> [Material for this exercise]
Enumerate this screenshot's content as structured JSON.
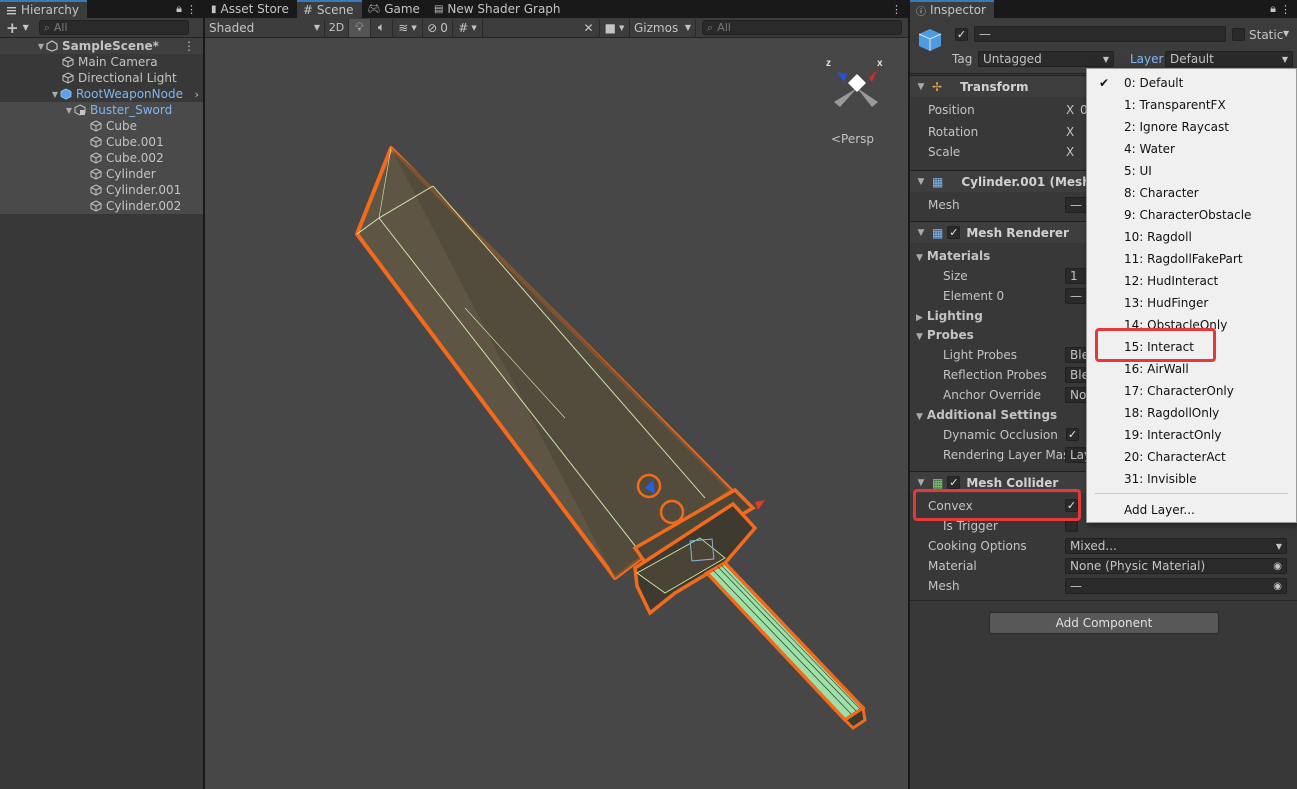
{
  "hierarchy": {
    "tab": "Hierarchy",
    "add_label": "+",
    "search_placeholder": "All",
    "scene_name": "SampleScene*",
    "items": [
      {
        "label": "Main Camera"
      },
      {
        "label": "Directional Light"
      },
      {
        "label": "RootWeaponNode"
      },
      {
        "label": "Buster_Sword"
      },
      {
        "label": "Cube"
      },
      {
        "label": "Cube.001"
      },
      {
        "label": "Cube.002"
      },
      {
        "label": "Cylinder"
      },
      {
        "label": "Cylinder.001"
      },
      {
        "label": "Cylinder.002"
      }
    ]
  },
  "scene": {
    "tabs": [
      "Asset Store",
      "Scene",
      "Game",
      "New Shader Graph"
    ],
    "shading": "Shaded",
    "mode_2d": "2D",
    "hidden_count": "0",
    "gizmos": "Gizmos",
    "search_placeholder": "All",
    "persp_label": "<Persp"
  },
  "inspector": {
    "tab": "Inspector",
    "object_name": "—",
    "static_label": "Static",
    "tag_label": "Tag",
    "tag_value": "Untagged",
    "layer_label": "Layer",
    "layer_value": "Default",
    "transform": {
      "title": "Transform",
      "position": "Position",
      "rotation": "Rotation",
      "scale": "Scale",
      "axis_x": "X",
      "position_x_partial": "0"
    },
    "mesh_filter": {
      "title": "Cylinder.001 (Mesh",
      "mesh_label": "Mesh",
      "mesh_value": "—"
    },
    "mesh_renderer": {
      "title": "Mesh Renderer",
      "materials": "Materials",
      "size_label": "Size",
      "size_value": "1",
      "element0": "Element 0",
      "element0_value": "—",
      "lighting": "Lighting",
      "probes": "Probes",
      "light_probes": "Light Probes",
      "light_probes_value": "Ble",
      "reflection_probes": "Reflection Probes",
      "reflection_probes_value": "Ble",
      "anchor_override": "Anchor Override",
      "anchor_override_value": "Nor",
      "additional": "Additional Settings",
      "dynamic_occlusion": "Dynamic Occlusion",
      "rendering_layer_mask": "Rendering Layer Mas",
      "rendering_layer_value": "Lay"
    },
    "mesh_collider": {
      "title": "Mesh Collider",
      "convex": "Convex",
      "is_trigger": "Is Trigger",
      "cooking_options": "Cooking Options",
      "cooking_value": "Mixed...",
      "material": "Material",
      "material_value": "None (Physic Material)",
      "mesh": "Mesh",
      "mesh_value": "—"
    },
    "add_component": "Add Component"
  },
  "layer_menu": {
    "items": [
      "0: Default",
      "1: TransparentFX",
      "2: Ignore Raycast",
      "4: Water",
      "5: UI",
      "8: Character",
      "9: CharacterObstacle",
      "10: Ragdoll",
      "11: RagdollFakePart",
      "12: HudInteract",
      "13: HudFinger",
      "14: ObstacleOnly",
      "15: Interact",
      "16: AirWall",
      "17: CharacterOnly",
      "18: RagdollOnly",
      "19: InteractOnly",
      "20: CharacterAct",
      "31: Invisible"
    ],
    "add_layer": "Add Layer...",
    "selected": "0: Default",
    "highlighted": "15: Interact"
  },
  "colors": {
    "selection_outline": "#f26b1d",
    "highlight_box": "#e5383a",
    "accent_blue": "#3a79bb"
  }
}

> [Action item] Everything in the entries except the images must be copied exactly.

> [Written solution]
Enumerate this screenshot's content as structured JSON.
{
  "hierarchy": {
    "tab": "Hierarchy",
    "add_label": "+",
    "search_placeholder": "All",
    "scene_name": "SampleScene*",
    "items": [
      {
        "label": "Main Camera"
      },
      {
        "label": "Directional Light"
      },
      {
        "label": "RootWeaponNode"
      },
      {
        "label": "Buster_Sword"
      },
      {
        "label": "Cube"
      },
      {
        "label": "Cube.001"
      },
      {
        "label": "Cube.002"
      },
      {
        "label": "Cylinder"
      },
      {
        "label": "Cylinder.001"
      },
      {
        "label": "Cylinder.002"
      }
    ]
  },
  "scene": {
    "tabs": [
      "Asset Store",
      "Scene",
      "Game",
      "New Shader Graph"
    ],
    "shading": "Shaded",
    "mode_2d": "2D",
    "hidden_count": "0",
    "gizmos": "Gizmos",
    "search_placeholder": "All",
    "persp_label": "<Persp"
  },
  "inspector": {
    "tab": "Inspector",
    "object_name": "—",
    "static_label": "Static",
    "tag_label": "Tag",
    "tag_value": "Untagged",
    "layer_label": "Layer",
    "layer_value": "Default",
    "transform": {
      "title": "Transform",
      "position": "Position",
      "rotation": "Rotation",
      "scale": "Scale",
      "axis_x": "X",
      "position_x_partial": "0"
    },
    "mesh_filter": {
      "title": "Cylinder.001 (Mesh",
      "mesh_label": "Mesh",
      "mesh_value": "—"
    },
    "mesh_renderer": {
      "title": "Mesh Renderer",
      "materials": "Materials",
      "size_label": "Size",
      "size_value": "1",
      "element0": "Element 0",
      "element0_value": "—",
      "lighting": "Lighting",
      "probes": "Probes",
      "light_probes": "Light Probes",
      "light_probes_value": "Ble",
      "reflection_probes": "Reflection Probes",
      "reflection_probes_value": "Ble",
      "anchor_override": "Anchor Override",
      "anchor_override_value": "Nor",
      "additional": "Additional Settings",
      "dynamic_occlusion": "Dynamic Occlusion",
      "rendering_layer_mask": "Rendering Layer Mas",
      "rendering_layer_value": "Lay"
    },
    "mesh_collider": {
      "title": "Mesh Collider",
      "convex": "Convex",
      "is_trigger": "Is Trigger",
      "cooking_options": "Cooking Options",
      "cooking_value": "Mixed...",
      "material": "Material",
      "material_value": "None (Physic Material)",
      "mesh": "Mesh",
      "mesh_value": "—"
    },
    "add_component": "Add Component"
  },
  "layer_menu": {
    "items": [
      "0: Default",
      "1: TransparentFX",
      "2: Ignore Raycast",
      "4: Water",
      "5: UI",
      "8: Character",
      "9: CharacterObstacle",
      "10: Ragdoll",
      "11: RagdollFakePart",
      "12: HudInteract",
      "13: HudFinger",
      "14: ObstacleOnly",
      "15: Interact",
      "16: AirWall",
      "17: CharacterOnly",
      "18: RagdollOnly",
      "19: InteractOnly",
      "20: CharacterAct",
      "31: Invisible"
    ],
    "add_layer": "Add Layer...",
    "selected": "0: Default",
    "highlighted": "15: Interact"
  },
  "colors": {
    "selection_outline": "#f26b1d",
    "highlight_box": "#e5383a",
    "accent_blue": "#3a79bb"
  }
}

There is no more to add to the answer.